People record live videos at the mortuary where comedian Chi Tai’s body was temporarily situated in Ho Chi Minh City on December 9, 2020. Photo: Duyen Phan/ Tuoi Tre
People record live videos at the mortuary where comedian Chi Tai’s body was temporarily situated in Ho Chi Minh City on December 9, 2020. Photo: Duyen Phan/ Tuoi Tre
People record live videos at the mortuary where comedian Chi Tai’s body was temporarily situated in Ho Chi Minh City on December 9, 2020. Photo: Duyen Phan/ Tuoi Tre

Like us on Facebook or follow us on Twitter to get the latest news about Vietnam!

Tuoi Tre News

More

Read more

;

Photos

VIDEOS

Vietnamese youngster travels back in time with clay miniatures

Each work is a scene caught by Dung and kept in his memories through his journeys across Vietnam

Experience summer sand-boarding in Mui Ne

Sand-boarding, a popular activity amongst local children in the coastal tourism town of Mui Ne in south-central Vietnam, is attracting hundreds of tourists to the Red Sand Dunes

Young maple trees given better protection as Hanoi enters rainy season

The trees are currently growing well, with green leaves and healthy branches.

Hunting skinks for food in southern Vietnam

Skink meat is known to be soft, tasty, and highly nutritious.

Vietnamese-made app allows people to grow real veggies via smartphone

Nguyen Thi Duyen, a young engineer in Hanoi, developed the app and its related services to help busy people create their own veggie gardens.

Latest news

Head for the hills in Vietnam’s Da Lat (P1)
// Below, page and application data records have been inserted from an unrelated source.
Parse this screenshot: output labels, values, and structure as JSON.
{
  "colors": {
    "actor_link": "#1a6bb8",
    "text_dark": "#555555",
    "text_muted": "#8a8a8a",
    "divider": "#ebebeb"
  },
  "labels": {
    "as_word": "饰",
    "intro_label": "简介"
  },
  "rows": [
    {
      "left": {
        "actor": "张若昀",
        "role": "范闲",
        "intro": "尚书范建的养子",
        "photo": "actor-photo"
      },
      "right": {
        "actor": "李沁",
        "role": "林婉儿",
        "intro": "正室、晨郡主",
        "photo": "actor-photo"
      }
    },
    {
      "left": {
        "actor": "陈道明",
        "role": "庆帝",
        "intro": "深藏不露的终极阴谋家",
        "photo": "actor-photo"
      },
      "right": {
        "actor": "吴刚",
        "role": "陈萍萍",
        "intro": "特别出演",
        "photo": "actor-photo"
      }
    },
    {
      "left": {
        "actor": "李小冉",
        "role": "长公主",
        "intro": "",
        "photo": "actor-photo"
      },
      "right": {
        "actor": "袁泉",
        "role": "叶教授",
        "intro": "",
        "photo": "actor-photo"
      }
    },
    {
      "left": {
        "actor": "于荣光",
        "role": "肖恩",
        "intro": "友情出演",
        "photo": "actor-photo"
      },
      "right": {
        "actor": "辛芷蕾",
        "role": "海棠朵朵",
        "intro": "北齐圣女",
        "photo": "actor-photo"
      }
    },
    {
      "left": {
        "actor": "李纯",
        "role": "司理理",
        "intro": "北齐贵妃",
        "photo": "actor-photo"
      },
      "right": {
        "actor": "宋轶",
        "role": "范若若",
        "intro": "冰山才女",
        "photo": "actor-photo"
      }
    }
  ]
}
The plateau upon which the city is built rises dramatically from less than 1,000 meters (3,300 feet) to 1,500 meters (5,000 feet), so the city appears surreal, with the only thing missing being a castle as in the fairy tales